== Task details ==
Using the listing below, extract each line that has the word "explorer" in it.

== Available records ==
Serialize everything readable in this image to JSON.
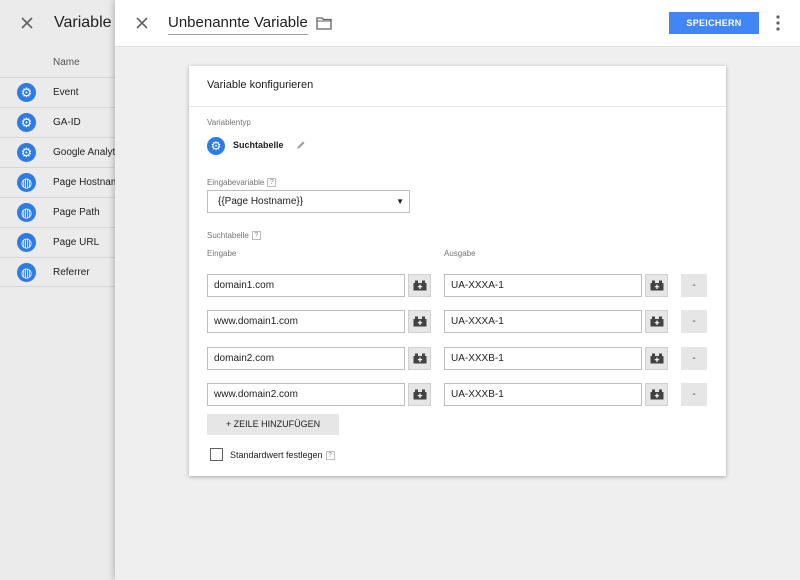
{
  "background": {
    "title": "Variable a",
    "column_header": "Name",
    "items": [
      {
        "label": "Event",
        "icon": "gear-icon"
      },
      {
        "label": "GA-ID",
        "icon": "gear-icon"
      },
      {
        "label": "Google Analyt",
        "icon": "gear-icon"
      },
      {
        "label": "Page Hostnam",
        "icon": "globe-icon"
      },
      {
        "label": "Page Path",
        "icon": "globe-icon"
      },
      {
        "label": "Page URL",
        "icon": "globe-icon"
      },
      {
        "label": "Referrer",
        "icon": "globe-icon"
      }
    ]
  },
  "header": {
    "title": "Unbenannte Variable",
    "save_label": "SPEICHERN"
  },
  "card": {
    "title": "Variable konfigurieren",
    "type_label": "Variablentyp",
    "type_name": "Suchtabelle",
    "input_var_label": "Eingabevariable",
    "input_var_value": "{{Page Hostname}}",
    "table_label": "Suchtabelle",
    "col_input": "Eingabe",
    "col_output": "Ausgabe",
    "rows": [
      {
        "input": "domain1.com",
        "output": "UA-XXXA-1",
        "remove": "-"
      },
      {
        "input": "www.domain1.com",
        "output": "UA-XXXA-1",
        "remove": "-"
      },
      {
        "input": "domain2.com",
        "output": "UA-XXXB-1",
        "remove": "-"
      },
      {
        "input": "www.domain2.com",
        "output": "UA-XXXB-1",
        "remove": "-"
      }
    ],
    "add_row_label": "+ ZEILE HINZUFÜGEN",
    "default_label": "Standardwert festlegen",
    "help_glyph": "?"
  },
  "colors": {
    "accent": "#4285f4",
    "icon_blue": "#2f7be6"
  }
}
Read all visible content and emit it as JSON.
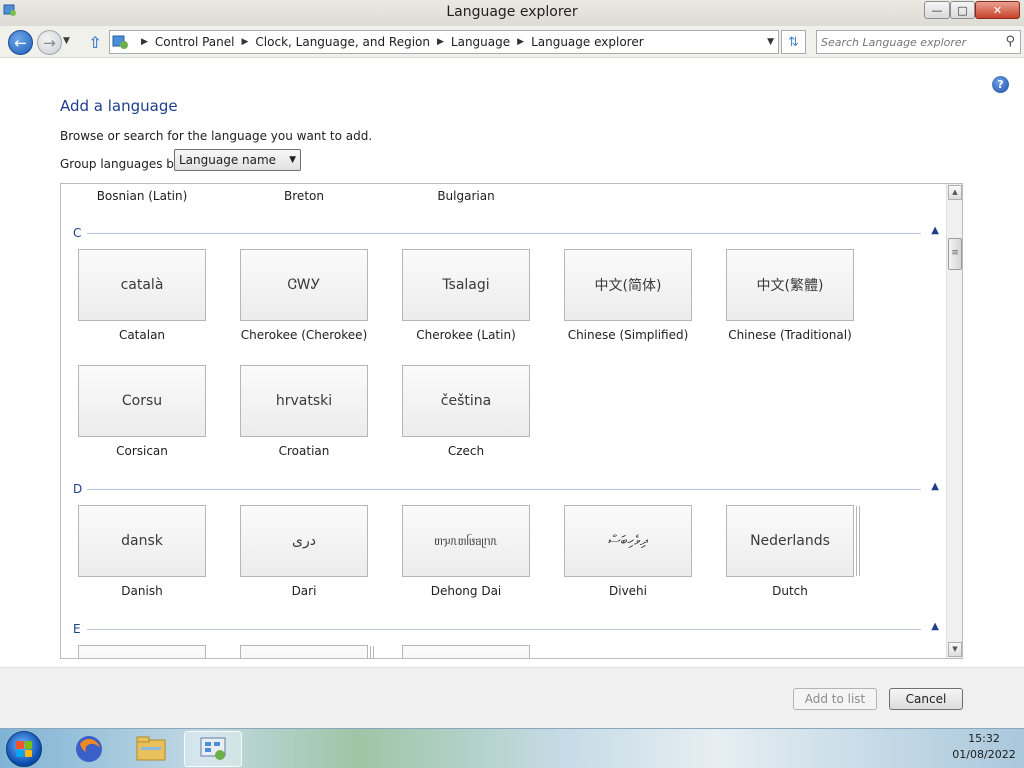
{
  "window": {
    "title": "Language explorer"
  },
  "navbar": {
    "breadcrumbs": [
      "Control Panel",
      "Clock, Language, and Region",
      "Language",
      "Language explorer"
    ],
    "search_placeholder": "Search Language explorer"
  },
  "page": {
    "heading": "Add a language",
    "description": "Browse or search for the language you want to add.",
    "group_label": "Group languages by:",
    "group_value": "Language name"
  },
  "top_row": [
    "Bosnian (Latin)",
    "Breton",
    "Bulgarian"
  ],
  "groups": [
    {
      "letter": "C",
      "tiles": [
        {
          "native": "català",
          "name": "Catalan"
        },
        {
          "native": "ᏣᎳᎩ",
          "name": "Cherokee (Cherokee)"
        },
        {
          "native": "Tsalagi",
          "name": "Cherokee (Latin)"
        },
        {
          "native": "中文(简体)",
          "name": "Chinese (Simplified)"
        },
        {
          "native": "中文(繁體)",
          "name": "Chinese (Traditional)"
        },
        {
          "native": "Corsu",
          "name": "Corsican"
        },
        {
          "native": "hrvatski",
          "name": "Croatian"
        },
        {
          "native": "čeština",
          "name": "Czech"
        }
      ]
    },
    {
      "letter": "D",
      "tiles": [
        {
          "native": "dansk",
          "name": "Danish"
        },
        {
          "native": "درى",
          "name": "Dari"
        },
        {
          "native": "ᥖᥭᥰᥖᥬᥳᥑᥨᥒᥰ",
          "name": "Dehong Dai"
        },
        {
          "native": "ދިވެހިބަސް",
          "name": "Divehi"
        },
        {
          "native": "Nederlands",
          "name": "Dutch"
        }
      ]
    },
    {
      "letter": "E",
      "tiles": []
    }
  ],
  "footer": {
    "add_label": "Add to list",
    "cancel_label": "Cancel"
  },
  "taskbar": {
    "time": "15:32",
    "date": "01/08/2022"
  }
}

== Final answer ==
    "title": "Language explorer"
      "Language explorer"
    "search_placeholder": "Search Language explorer"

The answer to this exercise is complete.